By Anthony Boadle and Alonso Soto, Reuters
BRASILIA – U.S. hopes of landing a coveted deal worth more than $4 billion to sell 36 fighter jets to Brazil have suffered a setback with recent revelations that the United States collected data on Brazilian Internet communications.
When U.S. Secretary of State John Kerry sits down with Brazilian officials in Brasilia on Tuesday to prepare a state visit to the White House by President Dilma Rousseff, the sale of the warplanes will not be on the agenda, a Brazilian source said.
“We cannot talk about the fighters now … . You cannot give such a contract to a country that you do not trust,” a high-level Brazilian government official told Reuters on condition of anonymity because of the sensitivity of the matter.
The official said Kerry’s one-day visit to Brazil will focus on restoring the trust between Washington and Brasilia that was shaken by the spying disclosures, which set off a political uproar in the largest U.S. trade partner in South America.
Last month, Brazilian newspaper O Globo published documents leaked by fugitive former National Security Agency contractor Edward Snowden that revealed U.S. surveillance of Internet communications in Brazil and other Latin American countries.
Angry Brazilian senators questioned Rousseff’s planned visit to Washington in October and opposed awarding the United States the multibillion-dollar deal to overhaul the Brazilian Air Force’s fleet of fighter jets.
Boeing Co is competing with its F/A-18 Super Hornet against France’s Rafale made by Dassault Aviation and Sweden’s Gripen made by Saab to win a contract worth at least $4 billion, with probable follow-up orders that would greatly increase the value of the contract over time.

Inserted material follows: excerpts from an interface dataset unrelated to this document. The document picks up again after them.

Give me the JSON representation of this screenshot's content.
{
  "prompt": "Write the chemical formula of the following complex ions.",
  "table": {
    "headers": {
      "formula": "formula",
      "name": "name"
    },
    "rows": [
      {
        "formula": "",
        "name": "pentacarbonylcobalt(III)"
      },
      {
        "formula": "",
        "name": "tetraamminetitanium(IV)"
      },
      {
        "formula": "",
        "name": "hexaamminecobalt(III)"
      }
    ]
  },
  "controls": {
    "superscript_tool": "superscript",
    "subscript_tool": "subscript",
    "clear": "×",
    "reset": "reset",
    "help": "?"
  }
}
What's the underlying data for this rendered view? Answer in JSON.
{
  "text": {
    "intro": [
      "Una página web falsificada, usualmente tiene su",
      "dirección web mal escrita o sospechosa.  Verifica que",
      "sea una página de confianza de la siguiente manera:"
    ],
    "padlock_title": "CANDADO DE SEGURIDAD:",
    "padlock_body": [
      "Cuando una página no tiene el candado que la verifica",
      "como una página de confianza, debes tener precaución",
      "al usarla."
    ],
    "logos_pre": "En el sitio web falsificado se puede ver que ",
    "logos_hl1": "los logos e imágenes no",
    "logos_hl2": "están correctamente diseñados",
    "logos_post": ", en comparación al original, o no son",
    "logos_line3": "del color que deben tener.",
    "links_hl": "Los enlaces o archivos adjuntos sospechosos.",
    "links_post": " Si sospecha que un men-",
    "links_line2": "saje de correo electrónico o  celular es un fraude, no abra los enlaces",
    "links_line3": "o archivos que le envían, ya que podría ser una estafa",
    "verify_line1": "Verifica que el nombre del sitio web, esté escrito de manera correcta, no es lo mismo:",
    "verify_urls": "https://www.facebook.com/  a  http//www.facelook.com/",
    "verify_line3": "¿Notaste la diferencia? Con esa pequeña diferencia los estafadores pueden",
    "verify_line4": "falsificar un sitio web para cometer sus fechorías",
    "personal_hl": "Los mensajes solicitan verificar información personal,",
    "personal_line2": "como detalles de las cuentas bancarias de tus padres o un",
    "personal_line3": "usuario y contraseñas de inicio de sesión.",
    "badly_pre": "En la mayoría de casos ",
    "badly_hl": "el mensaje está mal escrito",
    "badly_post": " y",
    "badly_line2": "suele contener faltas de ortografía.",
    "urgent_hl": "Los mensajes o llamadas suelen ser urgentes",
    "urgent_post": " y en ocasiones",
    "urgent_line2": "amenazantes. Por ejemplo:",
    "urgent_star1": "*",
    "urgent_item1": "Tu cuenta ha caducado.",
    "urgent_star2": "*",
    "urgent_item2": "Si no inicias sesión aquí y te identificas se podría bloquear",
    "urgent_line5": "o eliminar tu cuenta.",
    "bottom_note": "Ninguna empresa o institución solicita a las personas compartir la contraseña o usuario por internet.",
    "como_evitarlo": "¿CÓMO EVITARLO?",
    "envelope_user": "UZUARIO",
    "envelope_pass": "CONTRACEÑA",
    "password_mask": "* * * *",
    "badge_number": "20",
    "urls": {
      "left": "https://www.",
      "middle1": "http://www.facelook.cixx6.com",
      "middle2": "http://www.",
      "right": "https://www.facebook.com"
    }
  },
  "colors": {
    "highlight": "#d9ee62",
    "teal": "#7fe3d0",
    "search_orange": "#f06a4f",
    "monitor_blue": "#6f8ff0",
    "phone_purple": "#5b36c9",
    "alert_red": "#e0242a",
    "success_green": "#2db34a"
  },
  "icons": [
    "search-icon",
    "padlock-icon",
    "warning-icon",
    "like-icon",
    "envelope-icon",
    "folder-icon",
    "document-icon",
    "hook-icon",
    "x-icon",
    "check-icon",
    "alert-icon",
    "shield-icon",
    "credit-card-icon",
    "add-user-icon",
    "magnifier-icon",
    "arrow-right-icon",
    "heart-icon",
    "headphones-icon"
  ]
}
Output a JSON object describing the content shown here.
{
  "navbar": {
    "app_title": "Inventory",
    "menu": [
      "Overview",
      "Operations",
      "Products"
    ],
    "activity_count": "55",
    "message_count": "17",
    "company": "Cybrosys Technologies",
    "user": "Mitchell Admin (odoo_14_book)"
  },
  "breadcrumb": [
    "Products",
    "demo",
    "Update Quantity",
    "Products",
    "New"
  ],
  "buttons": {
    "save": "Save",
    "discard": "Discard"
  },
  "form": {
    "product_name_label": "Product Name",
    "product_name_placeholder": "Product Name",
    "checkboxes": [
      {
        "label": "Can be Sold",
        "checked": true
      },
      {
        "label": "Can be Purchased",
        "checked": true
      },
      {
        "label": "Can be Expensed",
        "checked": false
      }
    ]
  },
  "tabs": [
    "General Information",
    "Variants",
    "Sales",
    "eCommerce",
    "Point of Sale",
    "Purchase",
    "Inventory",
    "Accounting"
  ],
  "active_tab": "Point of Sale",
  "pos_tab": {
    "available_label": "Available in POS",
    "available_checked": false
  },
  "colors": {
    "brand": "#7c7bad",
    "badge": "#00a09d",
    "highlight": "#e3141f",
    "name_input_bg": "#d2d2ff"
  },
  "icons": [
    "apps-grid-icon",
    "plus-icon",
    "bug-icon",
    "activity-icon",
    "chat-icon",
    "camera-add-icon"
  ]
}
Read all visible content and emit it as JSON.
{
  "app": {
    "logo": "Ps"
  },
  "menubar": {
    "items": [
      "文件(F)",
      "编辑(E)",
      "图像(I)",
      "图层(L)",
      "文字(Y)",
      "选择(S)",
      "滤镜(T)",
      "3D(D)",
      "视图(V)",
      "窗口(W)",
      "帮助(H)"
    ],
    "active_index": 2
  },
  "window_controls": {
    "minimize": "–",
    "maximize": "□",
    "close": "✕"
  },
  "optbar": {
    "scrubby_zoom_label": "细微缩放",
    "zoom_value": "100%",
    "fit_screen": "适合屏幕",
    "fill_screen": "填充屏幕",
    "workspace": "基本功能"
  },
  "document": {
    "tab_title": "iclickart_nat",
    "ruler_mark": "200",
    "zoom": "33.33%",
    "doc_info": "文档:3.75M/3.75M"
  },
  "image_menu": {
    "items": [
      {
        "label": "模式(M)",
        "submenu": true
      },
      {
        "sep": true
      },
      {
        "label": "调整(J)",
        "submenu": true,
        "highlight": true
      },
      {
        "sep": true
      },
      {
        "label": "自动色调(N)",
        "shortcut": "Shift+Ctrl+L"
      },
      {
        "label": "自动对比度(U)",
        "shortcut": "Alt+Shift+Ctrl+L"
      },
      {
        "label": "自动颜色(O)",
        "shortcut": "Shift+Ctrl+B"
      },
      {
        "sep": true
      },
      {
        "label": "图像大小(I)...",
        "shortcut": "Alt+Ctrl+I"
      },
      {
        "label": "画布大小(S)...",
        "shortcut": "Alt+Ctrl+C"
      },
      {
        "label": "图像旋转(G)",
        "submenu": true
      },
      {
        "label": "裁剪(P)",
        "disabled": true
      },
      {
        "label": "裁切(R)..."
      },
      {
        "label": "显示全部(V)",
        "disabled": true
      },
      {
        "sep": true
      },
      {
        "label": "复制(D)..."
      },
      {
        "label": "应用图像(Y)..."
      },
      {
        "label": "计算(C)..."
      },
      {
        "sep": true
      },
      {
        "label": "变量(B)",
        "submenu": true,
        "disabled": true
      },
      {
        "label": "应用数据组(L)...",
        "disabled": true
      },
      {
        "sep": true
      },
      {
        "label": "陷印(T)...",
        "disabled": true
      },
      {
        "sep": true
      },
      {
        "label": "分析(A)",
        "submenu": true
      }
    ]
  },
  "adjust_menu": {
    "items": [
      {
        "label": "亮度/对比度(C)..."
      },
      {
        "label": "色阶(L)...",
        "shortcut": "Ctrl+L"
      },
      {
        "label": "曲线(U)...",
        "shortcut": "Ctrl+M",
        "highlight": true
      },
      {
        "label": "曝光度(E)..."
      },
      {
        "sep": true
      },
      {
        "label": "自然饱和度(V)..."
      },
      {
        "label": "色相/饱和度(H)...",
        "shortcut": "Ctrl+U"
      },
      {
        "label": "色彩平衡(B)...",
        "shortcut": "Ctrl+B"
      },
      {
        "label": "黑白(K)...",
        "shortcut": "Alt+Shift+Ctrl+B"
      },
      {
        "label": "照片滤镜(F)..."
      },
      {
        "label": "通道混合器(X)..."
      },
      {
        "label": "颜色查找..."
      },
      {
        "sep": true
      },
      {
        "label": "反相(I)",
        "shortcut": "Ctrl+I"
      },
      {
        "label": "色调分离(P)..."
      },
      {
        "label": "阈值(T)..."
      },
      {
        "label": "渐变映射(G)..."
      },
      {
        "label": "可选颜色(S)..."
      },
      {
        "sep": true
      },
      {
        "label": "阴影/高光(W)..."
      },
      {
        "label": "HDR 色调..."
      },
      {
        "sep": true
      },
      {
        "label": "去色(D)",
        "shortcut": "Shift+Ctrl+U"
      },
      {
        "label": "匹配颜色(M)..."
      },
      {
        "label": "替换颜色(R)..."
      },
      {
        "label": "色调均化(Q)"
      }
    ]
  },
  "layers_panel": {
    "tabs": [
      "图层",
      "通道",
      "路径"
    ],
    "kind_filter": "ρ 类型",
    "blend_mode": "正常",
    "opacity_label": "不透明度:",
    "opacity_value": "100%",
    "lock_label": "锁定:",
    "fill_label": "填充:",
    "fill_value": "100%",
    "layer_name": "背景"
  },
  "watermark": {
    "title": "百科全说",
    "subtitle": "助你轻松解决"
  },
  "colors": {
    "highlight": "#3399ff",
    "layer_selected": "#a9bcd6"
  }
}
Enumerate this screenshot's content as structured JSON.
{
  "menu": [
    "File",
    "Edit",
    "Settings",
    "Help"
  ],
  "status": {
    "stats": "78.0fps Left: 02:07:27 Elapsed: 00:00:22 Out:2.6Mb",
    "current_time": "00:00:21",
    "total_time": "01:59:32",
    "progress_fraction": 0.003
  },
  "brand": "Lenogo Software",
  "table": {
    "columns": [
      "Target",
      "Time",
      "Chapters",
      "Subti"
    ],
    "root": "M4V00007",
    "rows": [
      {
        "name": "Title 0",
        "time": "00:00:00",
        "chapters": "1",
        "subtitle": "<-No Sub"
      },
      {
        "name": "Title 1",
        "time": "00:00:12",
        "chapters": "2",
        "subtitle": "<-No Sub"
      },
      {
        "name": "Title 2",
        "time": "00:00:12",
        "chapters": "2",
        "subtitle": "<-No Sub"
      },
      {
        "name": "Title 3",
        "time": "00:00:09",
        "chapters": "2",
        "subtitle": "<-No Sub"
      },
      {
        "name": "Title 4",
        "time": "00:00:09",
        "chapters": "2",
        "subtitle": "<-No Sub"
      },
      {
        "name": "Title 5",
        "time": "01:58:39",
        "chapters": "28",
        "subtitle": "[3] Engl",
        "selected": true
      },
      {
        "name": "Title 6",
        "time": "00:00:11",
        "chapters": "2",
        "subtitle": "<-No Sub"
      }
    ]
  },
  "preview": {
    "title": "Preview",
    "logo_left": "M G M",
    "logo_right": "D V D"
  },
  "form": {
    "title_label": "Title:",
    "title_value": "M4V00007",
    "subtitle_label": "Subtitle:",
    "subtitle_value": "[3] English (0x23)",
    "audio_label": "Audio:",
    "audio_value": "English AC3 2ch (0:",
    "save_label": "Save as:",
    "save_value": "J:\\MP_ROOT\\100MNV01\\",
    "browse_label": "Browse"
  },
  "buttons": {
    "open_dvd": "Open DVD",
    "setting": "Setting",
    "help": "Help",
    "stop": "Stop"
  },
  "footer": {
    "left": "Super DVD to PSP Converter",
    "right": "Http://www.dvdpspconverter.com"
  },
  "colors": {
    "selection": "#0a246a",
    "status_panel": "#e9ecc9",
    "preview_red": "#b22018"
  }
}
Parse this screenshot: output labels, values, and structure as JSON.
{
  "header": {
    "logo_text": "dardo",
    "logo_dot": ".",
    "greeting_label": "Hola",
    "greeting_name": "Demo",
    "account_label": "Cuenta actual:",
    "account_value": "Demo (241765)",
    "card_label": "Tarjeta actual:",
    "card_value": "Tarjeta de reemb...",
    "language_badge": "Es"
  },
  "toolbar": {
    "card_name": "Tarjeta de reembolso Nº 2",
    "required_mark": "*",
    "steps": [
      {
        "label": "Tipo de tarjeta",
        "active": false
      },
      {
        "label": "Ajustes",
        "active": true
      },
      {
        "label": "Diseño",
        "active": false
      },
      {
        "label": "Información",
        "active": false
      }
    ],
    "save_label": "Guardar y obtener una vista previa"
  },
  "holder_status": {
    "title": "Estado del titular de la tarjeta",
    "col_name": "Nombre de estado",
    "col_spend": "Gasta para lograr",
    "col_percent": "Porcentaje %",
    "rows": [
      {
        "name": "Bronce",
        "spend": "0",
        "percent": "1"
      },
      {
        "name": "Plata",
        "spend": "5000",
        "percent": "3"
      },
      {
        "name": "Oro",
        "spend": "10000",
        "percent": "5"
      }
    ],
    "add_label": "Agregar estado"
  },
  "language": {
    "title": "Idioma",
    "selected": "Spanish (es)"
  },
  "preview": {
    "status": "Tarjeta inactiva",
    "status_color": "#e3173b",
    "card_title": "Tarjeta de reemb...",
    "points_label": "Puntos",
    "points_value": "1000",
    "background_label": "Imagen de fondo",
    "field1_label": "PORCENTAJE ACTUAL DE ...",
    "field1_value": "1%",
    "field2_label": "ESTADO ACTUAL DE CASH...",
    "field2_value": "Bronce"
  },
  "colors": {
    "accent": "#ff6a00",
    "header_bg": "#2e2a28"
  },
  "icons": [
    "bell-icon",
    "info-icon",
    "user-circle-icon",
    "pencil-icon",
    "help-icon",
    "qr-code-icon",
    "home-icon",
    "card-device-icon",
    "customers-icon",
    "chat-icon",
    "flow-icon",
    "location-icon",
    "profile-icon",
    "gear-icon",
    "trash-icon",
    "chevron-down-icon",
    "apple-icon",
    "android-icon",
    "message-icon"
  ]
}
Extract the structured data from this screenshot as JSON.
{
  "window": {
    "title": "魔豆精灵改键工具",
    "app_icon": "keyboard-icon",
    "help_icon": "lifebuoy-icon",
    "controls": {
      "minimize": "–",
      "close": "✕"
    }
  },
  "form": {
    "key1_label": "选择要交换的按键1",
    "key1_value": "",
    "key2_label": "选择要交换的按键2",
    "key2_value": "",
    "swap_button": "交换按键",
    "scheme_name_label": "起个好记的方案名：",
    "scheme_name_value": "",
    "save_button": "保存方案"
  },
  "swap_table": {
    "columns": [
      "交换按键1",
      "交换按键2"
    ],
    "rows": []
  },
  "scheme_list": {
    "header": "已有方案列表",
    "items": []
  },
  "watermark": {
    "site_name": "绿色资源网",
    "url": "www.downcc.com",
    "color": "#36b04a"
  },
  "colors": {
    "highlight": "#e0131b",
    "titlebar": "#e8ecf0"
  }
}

That makes it a critical prize for defense companies at a moment when the United States and many European countries are tightening military budgets.
A senior U.S. official said Brazil’s final decision should be based on which is the superior aircraft.
“We think we have the best product,” he said of the F/A-18, adding that the United States has promised to transfer as much technology to Brazil as allowed under U.S. law regarding the fighter jet.